SXO

On March 27, 2012 at 6:17 am

I just want to address one part of this article:
“At GDC 2011, it took three GTX 580s to run Epic’s Samaritan demo (above), consuming 732W of power, generating 2500 BTUs of heat and 51 dBA of noise. This year’s GDC saw a single GTX 680 do the same job for less, consuming only 195W of power, generating 660 BTUs of heat and 46 dBA of noise.”
This is just marketing babble. The truth is the Samaritan demo (Unreal Engine 3.5) doesn’t actually NEED all three GTX 580′s. The demo was as yet unoptimized when they first showed it off last year, and neither Epic nor nVidia wanted to take any chances with hitches during its showcase, hence they over-prepared.

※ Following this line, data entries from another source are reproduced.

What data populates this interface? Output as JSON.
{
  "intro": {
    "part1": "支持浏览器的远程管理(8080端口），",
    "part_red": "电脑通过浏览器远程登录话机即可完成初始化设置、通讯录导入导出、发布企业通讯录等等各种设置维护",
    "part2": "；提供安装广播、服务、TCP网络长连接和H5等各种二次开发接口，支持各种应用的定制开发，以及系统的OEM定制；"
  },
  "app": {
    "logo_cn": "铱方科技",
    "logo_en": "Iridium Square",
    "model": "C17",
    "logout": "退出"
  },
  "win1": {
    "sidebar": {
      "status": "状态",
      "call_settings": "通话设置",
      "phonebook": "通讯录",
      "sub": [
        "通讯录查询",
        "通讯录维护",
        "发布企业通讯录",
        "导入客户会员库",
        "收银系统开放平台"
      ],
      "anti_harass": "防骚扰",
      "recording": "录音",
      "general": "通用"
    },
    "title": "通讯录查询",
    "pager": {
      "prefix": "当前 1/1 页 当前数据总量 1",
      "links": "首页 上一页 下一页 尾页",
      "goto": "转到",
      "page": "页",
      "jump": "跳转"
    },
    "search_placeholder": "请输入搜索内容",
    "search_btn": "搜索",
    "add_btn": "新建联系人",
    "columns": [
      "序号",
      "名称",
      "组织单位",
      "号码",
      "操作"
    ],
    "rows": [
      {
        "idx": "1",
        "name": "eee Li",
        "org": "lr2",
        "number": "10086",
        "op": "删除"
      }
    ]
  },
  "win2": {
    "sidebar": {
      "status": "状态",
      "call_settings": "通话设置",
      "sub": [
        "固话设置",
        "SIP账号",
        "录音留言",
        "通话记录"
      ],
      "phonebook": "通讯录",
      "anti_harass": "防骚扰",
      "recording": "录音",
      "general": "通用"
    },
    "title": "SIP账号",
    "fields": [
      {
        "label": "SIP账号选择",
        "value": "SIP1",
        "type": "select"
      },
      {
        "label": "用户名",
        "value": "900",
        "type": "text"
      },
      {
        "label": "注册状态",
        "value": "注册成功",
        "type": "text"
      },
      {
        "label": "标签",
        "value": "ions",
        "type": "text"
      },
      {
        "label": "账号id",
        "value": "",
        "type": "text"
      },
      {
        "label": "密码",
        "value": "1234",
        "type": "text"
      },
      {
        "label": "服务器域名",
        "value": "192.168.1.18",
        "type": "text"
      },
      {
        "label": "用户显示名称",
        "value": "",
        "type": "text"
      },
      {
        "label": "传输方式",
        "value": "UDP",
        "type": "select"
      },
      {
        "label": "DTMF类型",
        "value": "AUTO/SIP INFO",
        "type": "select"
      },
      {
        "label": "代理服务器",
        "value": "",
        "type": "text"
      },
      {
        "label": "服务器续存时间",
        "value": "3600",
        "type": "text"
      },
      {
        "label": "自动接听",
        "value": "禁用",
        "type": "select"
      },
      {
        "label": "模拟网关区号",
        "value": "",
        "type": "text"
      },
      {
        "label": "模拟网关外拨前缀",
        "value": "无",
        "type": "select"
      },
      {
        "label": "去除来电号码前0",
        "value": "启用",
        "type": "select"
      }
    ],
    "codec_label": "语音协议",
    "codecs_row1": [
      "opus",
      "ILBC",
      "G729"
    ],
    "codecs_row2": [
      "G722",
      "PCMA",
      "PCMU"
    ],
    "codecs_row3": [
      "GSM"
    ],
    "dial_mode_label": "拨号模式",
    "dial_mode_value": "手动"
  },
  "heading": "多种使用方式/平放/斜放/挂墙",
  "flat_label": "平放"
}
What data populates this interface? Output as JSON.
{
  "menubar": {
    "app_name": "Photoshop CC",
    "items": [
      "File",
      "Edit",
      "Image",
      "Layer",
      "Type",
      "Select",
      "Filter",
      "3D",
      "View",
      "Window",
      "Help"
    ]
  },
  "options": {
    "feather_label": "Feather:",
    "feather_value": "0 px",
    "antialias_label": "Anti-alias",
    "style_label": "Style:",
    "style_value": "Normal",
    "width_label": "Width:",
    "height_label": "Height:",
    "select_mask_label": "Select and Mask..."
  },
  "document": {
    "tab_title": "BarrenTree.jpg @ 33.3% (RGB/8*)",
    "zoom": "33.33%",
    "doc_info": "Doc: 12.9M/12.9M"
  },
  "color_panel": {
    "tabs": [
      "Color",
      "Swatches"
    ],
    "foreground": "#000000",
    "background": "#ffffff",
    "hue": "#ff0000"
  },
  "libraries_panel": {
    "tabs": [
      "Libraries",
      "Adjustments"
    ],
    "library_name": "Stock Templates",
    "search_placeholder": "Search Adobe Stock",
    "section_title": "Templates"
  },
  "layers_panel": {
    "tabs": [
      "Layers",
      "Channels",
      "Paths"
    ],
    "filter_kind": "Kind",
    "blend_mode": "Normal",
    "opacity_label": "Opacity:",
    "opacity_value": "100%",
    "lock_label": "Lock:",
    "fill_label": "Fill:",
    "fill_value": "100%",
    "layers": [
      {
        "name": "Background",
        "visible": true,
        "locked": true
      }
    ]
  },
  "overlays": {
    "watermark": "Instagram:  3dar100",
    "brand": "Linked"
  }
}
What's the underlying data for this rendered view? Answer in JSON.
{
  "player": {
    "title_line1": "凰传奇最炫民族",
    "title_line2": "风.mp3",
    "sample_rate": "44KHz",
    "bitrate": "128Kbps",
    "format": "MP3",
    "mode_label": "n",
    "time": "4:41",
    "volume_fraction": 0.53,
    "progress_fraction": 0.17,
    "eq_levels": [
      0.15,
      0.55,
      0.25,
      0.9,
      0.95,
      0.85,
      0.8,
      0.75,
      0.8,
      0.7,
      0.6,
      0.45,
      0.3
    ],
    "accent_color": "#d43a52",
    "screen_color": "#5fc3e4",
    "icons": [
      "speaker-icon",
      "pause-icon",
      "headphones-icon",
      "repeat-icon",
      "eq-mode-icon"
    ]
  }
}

I believe in its current state, a single GTX 580 could handle the demo just fine using FXAA, but then how would nVidia convince you that you need a GTX 680? Don’t get me wrong, I’m a fan of the 680, but I believe it has enough real strengths to justify it without resorting to marketing half-truths.

The real question is how is Unreal Engine 4.0 going to look and perform when it’s revealed at E3 this year?

Heru

On March 27, 2012 at 10:05 am

C’mon people, if you’ve paid any attention to how this works you already know whats gonna happen here. AMD beats Nvidia to market, prices the 79xx high cause theres no competition, Nvidia relases the 680 for slightly less then within the month AMD drops the 7950/70 to less then the 680, and releases the 7990 for more. Its gone that exact same way for 3 generations of cards now, don’t see why this will be any different.

CJ Miozzi

On March 27, 2012 at 10:05 am

@SXO:

Thanks for pointing that out! May I ask where you learned that?

I can’t wait to drool over Unreal Engine 4.0… Hell, I can’t wait to play Unreal Tournament 4.